Intertextuality is not exactly a new thing, no matter how much PW was impressed by it. Comic books do this all the time, with characters from other series appearing in other people’s books, often with an editorial note saying “for more on this exciting person, check out issue x of y”, but this sort of thing isn’t unheard of in the world of literary fiction, either. Thomas Pynchon’s books, for one, have recurring characters like Pig Bodine, the Traverse family and others.

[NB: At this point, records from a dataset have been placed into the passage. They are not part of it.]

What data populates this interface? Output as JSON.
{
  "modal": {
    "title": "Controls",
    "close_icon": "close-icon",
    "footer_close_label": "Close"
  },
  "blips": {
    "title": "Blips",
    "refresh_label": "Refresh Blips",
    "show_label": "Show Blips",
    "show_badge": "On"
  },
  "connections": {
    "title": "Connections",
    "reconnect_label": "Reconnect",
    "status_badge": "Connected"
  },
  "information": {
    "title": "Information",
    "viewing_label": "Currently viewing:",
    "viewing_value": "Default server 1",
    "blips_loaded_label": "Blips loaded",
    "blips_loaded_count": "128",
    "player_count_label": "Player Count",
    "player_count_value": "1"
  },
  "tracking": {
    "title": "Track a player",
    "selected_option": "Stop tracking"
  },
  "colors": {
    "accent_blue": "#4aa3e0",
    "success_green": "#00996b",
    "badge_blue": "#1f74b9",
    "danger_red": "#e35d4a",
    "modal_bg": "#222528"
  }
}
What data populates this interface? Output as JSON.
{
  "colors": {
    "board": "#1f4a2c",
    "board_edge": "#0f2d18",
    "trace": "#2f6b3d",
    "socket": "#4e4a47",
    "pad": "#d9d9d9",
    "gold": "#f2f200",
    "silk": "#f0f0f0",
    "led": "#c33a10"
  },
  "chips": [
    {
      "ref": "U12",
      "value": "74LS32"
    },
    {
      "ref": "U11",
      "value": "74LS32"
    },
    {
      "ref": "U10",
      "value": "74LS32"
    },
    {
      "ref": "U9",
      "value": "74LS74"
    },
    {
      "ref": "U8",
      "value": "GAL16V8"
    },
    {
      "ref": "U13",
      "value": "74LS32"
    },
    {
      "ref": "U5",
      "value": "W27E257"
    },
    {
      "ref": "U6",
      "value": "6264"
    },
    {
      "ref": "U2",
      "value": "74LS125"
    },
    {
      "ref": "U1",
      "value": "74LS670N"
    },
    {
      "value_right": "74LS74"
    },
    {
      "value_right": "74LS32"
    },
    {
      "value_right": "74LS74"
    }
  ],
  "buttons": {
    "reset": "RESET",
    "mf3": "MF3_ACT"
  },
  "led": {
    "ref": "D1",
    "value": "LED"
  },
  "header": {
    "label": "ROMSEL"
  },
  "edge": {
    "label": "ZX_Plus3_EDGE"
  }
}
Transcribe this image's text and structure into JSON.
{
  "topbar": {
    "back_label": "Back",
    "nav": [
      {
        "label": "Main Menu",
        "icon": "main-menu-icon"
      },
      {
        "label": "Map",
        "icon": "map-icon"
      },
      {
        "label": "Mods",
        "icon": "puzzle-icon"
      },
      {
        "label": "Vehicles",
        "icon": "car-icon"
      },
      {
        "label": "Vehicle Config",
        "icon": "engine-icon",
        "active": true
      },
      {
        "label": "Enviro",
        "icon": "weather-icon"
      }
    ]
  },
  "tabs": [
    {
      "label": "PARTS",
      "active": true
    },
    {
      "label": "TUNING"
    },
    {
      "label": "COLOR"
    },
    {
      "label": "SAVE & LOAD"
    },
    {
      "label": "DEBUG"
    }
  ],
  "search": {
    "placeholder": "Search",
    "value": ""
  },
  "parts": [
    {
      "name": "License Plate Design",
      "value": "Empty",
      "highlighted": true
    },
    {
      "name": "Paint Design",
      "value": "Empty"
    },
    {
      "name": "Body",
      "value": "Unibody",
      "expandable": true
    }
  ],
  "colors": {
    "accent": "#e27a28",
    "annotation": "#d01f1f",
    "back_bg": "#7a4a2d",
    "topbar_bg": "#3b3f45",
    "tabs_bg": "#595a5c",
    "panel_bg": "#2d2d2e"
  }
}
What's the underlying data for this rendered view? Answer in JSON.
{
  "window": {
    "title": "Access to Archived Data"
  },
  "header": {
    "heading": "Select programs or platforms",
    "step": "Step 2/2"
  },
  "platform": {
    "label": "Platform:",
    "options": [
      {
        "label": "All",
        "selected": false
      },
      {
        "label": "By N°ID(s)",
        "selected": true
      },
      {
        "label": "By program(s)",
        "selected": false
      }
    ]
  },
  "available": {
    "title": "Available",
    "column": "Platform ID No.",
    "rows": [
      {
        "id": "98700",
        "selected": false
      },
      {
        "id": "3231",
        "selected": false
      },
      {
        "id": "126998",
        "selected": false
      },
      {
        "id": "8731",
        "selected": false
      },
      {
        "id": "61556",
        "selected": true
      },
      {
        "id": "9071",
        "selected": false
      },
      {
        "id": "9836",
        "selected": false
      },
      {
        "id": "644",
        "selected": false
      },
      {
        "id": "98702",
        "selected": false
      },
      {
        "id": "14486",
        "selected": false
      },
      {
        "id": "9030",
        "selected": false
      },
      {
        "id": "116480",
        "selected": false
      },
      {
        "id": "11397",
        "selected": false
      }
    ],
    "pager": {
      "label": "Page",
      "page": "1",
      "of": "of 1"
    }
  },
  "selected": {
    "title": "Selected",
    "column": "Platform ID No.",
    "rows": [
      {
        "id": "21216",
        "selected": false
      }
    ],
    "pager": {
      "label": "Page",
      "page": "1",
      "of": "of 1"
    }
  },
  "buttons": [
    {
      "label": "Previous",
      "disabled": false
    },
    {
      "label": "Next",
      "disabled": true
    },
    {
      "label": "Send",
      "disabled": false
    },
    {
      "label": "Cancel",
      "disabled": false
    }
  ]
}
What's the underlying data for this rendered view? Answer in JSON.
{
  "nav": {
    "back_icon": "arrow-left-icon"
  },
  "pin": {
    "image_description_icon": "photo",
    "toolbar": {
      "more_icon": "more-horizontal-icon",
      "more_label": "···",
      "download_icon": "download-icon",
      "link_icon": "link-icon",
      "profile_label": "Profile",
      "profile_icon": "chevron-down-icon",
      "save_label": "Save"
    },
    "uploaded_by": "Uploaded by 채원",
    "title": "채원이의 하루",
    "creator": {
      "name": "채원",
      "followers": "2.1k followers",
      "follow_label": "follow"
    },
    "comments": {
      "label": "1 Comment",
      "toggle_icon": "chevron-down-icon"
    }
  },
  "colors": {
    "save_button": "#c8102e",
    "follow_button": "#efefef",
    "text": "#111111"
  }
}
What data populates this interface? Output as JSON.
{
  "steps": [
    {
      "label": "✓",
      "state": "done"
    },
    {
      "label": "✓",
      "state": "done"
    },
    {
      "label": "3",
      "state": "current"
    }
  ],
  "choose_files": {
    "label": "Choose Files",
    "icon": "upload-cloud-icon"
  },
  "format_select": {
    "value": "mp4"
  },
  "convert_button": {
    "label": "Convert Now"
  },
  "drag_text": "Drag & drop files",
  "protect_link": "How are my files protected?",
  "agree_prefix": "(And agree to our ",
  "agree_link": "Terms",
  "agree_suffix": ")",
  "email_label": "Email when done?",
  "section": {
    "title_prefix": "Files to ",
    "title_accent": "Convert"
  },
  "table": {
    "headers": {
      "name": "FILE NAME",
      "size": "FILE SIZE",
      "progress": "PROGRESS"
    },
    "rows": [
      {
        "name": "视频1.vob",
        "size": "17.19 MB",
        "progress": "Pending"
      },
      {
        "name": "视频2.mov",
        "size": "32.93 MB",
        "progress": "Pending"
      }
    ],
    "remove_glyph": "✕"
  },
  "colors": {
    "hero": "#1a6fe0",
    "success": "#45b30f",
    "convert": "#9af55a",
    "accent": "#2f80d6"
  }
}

With that out of the way though, for the most part I enjoyed the style of the book. Mitchell’s knack for interesting characters and dialogue that evokes a specific moment in time is convincing throughout. He moves easily from the mind of a disaffected teenage girl in Thatcher’s Eighties to a crusty early-2000s war reporter to a douchey has-been author with the greatest of ease. My main issue with the story comes from the resolution of the device that connects all of the characters in this book, and indeed now all of his characters in all of his books. While I feel like I don’t need my hand held when it comes to explaining characters with magic powers, which the two factions at war in the course of this saga, the Horologists and the Anchorites, both possess, I think the blase nature with which Mitchell tosses off concepts at will in the fifth section of the novel renders them less powerful than they ought to be. I don’t want a Back to the Future II-style chalkboard chart explaining how every person is able to release their inner power and throw fireballs, put up shields, etc. but a little more explanation, a few more encounters in the ostensibly “real” world of the first four segments, would have gone a long way in making the fifth bit feel more real, more lived-in.
So is this the most David Mitchelliest David Mitchell novel? I think I still prefer Black Swan Green of his books that I’ve read, and Cloud Atlas‘ better fleshed-out universe was the most entertaining for me, but I think if you’ve enjoyed all the prior books you’ll get a lot out of this one. Just don’t get your hopes up that it’s the greatest, most complex thing ever, because it’s really not. As I mentioned before, J.J. Abrams and Doug Dorst’s S. from last year was a much more complicated and beautiful thing, and of course we can’t count out Infinite Jest when talking about complicated novels. Still, The Bone Clocks is a very entertaining, high-concept fantasy novel, one that really recalled Roger Zelazny’s Nine Princes in Amber (has anyone else made this connection?), which is high praise indeed.